Taking Control of Our Heritage Aboriginal People caring for Aboriginal Heritage Recommendations for self-determined reform of the Aboriginal Heritage Act 2006.

As Victorian Traditional Owners, custodians of the oldest living Culture on earth and an independent statutory authority, Council felt that it was time to for the Act to realise its intention. Whilst strong, the Act fails in key areas to enshrine self-determination adequately or respectfully in its prescription for the management and protection of Aboriginal Cultural Heritage on the lands now known as the state of Victoria.

On 22 June 2020, Council published Taking Control of Our Heritage, a discussion paper on legislative reform of the Aboriginal Heritage Act 2006. The objective of the Discussion Paper was to have a genuine conversation with Traditional Owners, land managers, the broader community and the government on the operation of the Act.

The primary focus of the review was the Act, however, it has necessarily brough to the fore issues around the Act’s associated Aboriginal Heritage Regulations 2018 (Regulations) and the Geographic Place Names Act 1998. Council will consider this work later in 2021.

Council’s Legislative Review and Regulatory Functions Committee (LRRFC) has overseen the development of Council’s proposals for legislative reform.
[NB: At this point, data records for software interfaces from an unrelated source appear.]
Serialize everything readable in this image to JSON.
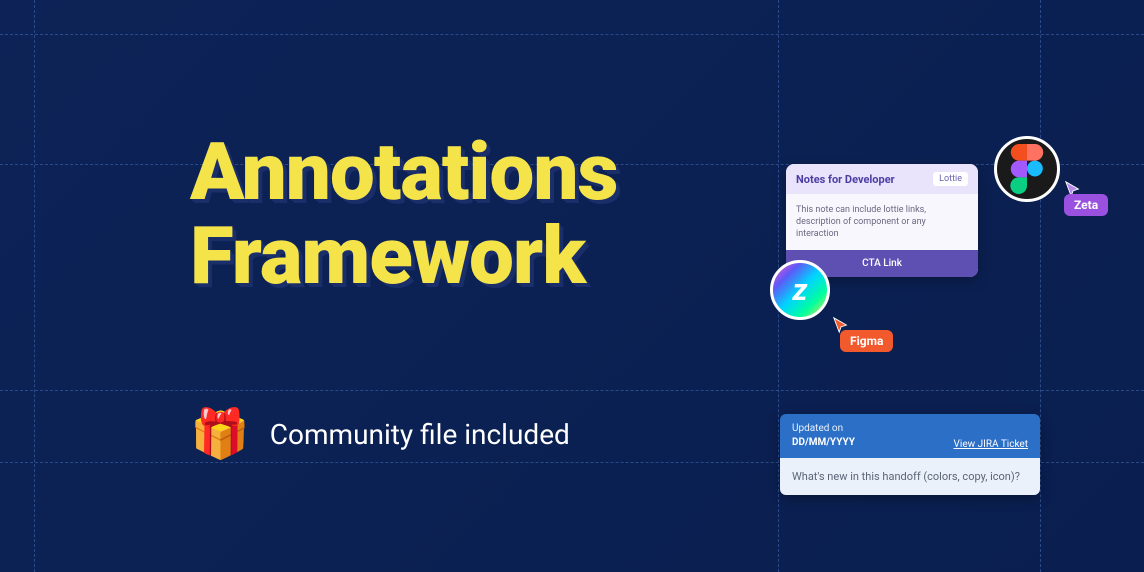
{
  "headline": {
    "line1": "Annotations",
    "line2": "Framework"
  },
  "sub": {
    "icon": "🎁",
    "text": "Community file included"
  },
  "note": {
    "title": "Notes for Developer",
    "tag": "Lottie",
    "body": "This note can include lottie links, description of component or any interaction",
    "cta": "CTA Link"
  },
  "cursor_tags": {
    "zeta": "Zeta",
    "figma": "Figma"
  },
  "z_avatar": {
    "letter": "z"
  },
  "jira": {
    "updated_label": "Updated on",
    "updated_value": "DD/MM/YYYY",
    "link": "View JIRA Ticket",
    "body": "What's new in this handoff (colors, copy, icon)?"
  }
}
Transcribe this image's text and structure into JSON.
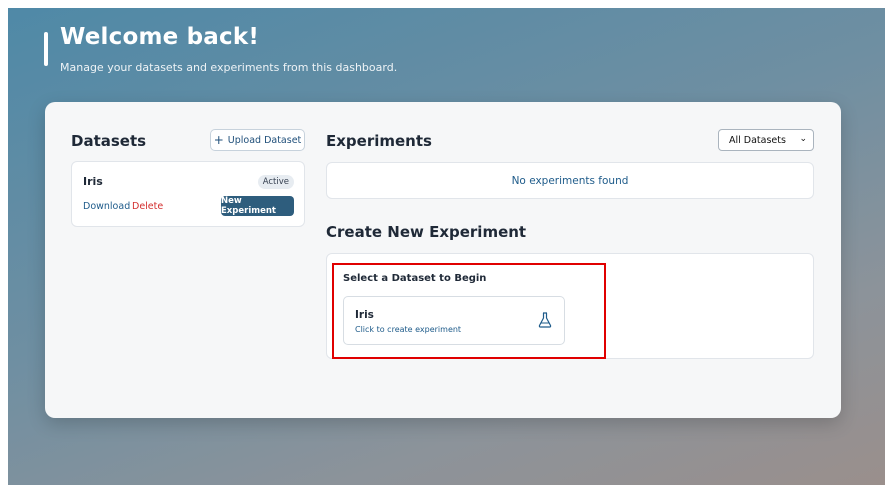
{
  "header": {
    "title": "Welcome back!",
    "subtitle": "Manage your datasets and experiments from this dashboard."
  },
  "datasets": {
    "heading": "Datasets",
    "upload_label": "Upload Dataset",
    "upload_icon": "plus-icon",
    "items": [
      {
        "name": "Iris",
        "status": "Active",
        "download_label": "Download",
        "delete_label": "Delete",
        "new_experiment_label": "New Experiment"
      }
    ]
  },
  "experiments": {
    "heading": "Experiments",
    "filter_selected": "All Datasets",
    "empty_text": "No experiments found"
  },
  "create": {
    "heading": "Create New Experiment",
    "select_title": "Select a Dataset to Begin",
    "card_name": "Iris",
    "card_subtitle": "Click to create experiment",
    "card_icon": "flask-icon"
  },
  "colors": {
    "accent": "#2e5d7d",
    "link": "#1e5b8a",
    "danger": "#d32f2f",
    "highlight": "#e00000"
  }
}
Through release of the Discussion Paper in mid-2020, followed by comprehensive community consultation and rigorous review of submissions in late 2020, it has developed these proposals informed by policy and community perspectives.

In September 2020, the Heritage Chairs of Australia and New Zealand welcomed and supported Dhawura Ngilan: A vision for Aboriginal and Torres Strait Islander heritage in Australia. Council’s contribution to the Vision, in the development of the Best Practice Standards in Indigenous Cultural Heritage management and legislation, meant that Victorian Traditional Owner voices were heard on a national level.

The proposed suite of reforms are planned to be introduced in early-mid 2021. By this time, during the life of the current Parliament, it will be five years after the 2016 amendments to the Act and fifteen years since the Act came into existence.

Council’s ambition for the proposals is that, through incorporating a benchmarked, national set of Best Practice Standards into Victoria’s own legislation, whilst fully realising the Declaration, Victoria’s Aboriginal Cultural Heritage legislative can set a benchmark at both national and international levels.